If you thought that was weird wait until you read the rest of the interview. When asked who he admired the most, he named Avengers star Scarlett Johansson, as well as Marilyn Monroe and the Greek philosopher, Aristotle, along with his wife, Marina Wheeler, who he divorced from in 2018.
Aristotle, Marilyn Monroe, and Scarlett Johansson, in fact, I think she might have overtaken Marilyn Monroe and my wife, of course. My wife is way ahead of Aristotle. She's beaten him in the final furlong.
He then elaborates on his admiration of Aristotle.
Aristotle believes that everything is aimed at eudaimonia [happiness] but the way to get there is to apply phronesis, which is a kind of moral wisdom.
He's a brilliant moral philosopher. He also wrote very well on the sex life of cuttlefish and other important subjects.
He was the first great Renaissance man he was interested in everything but everything in moderation.
As it would turn out Johnson has quite an affection for Ancient Greece, as he named Pericles as his favourite politician.
Pericles [495-429BC, a general of Athens]. He's famous for explaining why democracy is the best form of government.
He talked about what made Athens special. He said we have a democracy and in a democracy anyone from any background can make it and his was the first articulation of that in the world.
That speech still reads brilliantly. You could put it on the lips of any politician today.
When asked what his greatest fear is he said 'bad things happening to his loved ones' which is fair enough but kinda vague and said that his biggest regret was not learning to play the piano.

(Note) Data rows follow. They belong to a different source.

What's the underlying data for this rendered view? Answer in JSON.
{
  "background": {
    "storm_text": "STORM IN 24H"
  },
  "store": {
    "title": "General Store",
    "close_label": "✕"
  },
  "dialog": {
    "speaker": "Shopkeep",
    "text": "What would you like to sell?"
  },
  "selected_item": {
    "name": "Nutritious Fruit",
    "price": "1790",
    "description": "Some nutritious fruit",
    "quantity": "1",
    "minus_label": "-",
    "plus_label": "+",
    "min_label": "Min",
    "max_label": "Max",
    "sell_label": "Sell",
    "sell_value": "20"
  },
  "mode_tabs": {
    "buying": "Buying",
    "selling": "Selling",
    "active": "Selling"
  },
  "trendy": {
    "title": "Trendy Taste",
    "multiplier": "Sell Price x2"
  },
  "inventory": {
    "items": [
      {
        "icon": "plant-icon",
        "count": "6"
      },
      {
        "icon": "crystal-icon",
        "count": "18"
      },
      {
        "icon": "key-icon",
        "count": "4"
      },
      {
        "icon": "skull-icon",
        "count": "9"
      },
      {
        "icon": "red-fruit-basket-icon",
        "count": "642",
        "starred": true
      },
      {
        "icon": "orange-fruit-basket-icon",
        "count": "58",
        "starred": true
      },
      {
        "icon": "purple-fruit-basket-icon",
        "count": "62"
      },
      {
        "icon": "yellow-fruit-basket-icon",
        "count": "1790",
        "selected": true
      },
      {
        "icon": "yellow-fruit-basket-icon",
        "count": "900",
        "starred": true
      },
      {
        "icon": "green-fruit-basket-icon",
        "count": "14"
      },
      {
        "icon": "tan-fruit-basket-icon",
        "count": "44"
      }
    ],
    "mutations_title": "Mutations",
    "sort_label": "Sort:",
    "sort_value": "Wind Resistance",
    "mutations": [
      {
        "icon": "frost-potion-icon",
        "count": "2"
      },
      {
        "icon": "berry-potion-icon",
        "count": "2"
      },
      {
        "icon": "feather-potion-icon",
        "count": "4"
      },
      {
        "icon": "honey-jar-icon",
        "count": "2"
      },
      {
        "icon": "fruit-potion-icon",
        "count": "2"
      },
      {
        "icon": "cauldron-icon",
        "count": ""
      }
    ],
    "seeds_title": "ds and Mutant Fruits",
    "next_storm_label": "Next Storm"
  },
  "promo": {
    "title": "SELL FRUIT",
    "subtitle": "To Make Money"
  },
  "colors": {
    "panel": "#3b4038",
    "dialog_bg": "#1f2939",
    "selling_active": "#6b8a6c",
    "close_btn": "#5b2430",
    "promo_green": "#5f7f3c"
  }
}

I regret not really cudgelling myself through the piano. I could have been a contender. I only got to Grade 1 and that was after I failed once.
His guilty pleasure isn't exactly what you would have in mind either.
I've been secretly watching the complete series of Colditz, which was produced by the BBC in the 1970s and it is an absolutely brilliant historical document because it is basically a concealed piece of pro-Euro propaganda.
Then there's mudlarking. I picked up a sheep's jaw, a pig's rib, a piece of ancient pot and a Victoria pipe while mudlarking [along the Thames]. People don't know what treasures are being washed up on the banks of that great river every day.
A historic bounty is running right through this great city and if I wasn't busy running it I'd be down there with those mudlarks right now.
The rest of the interview is the sort of mundane and by-the-numbers stuff that you would expect of a politician but the cheese boxes and Scarlett Johansson stuff? By golly?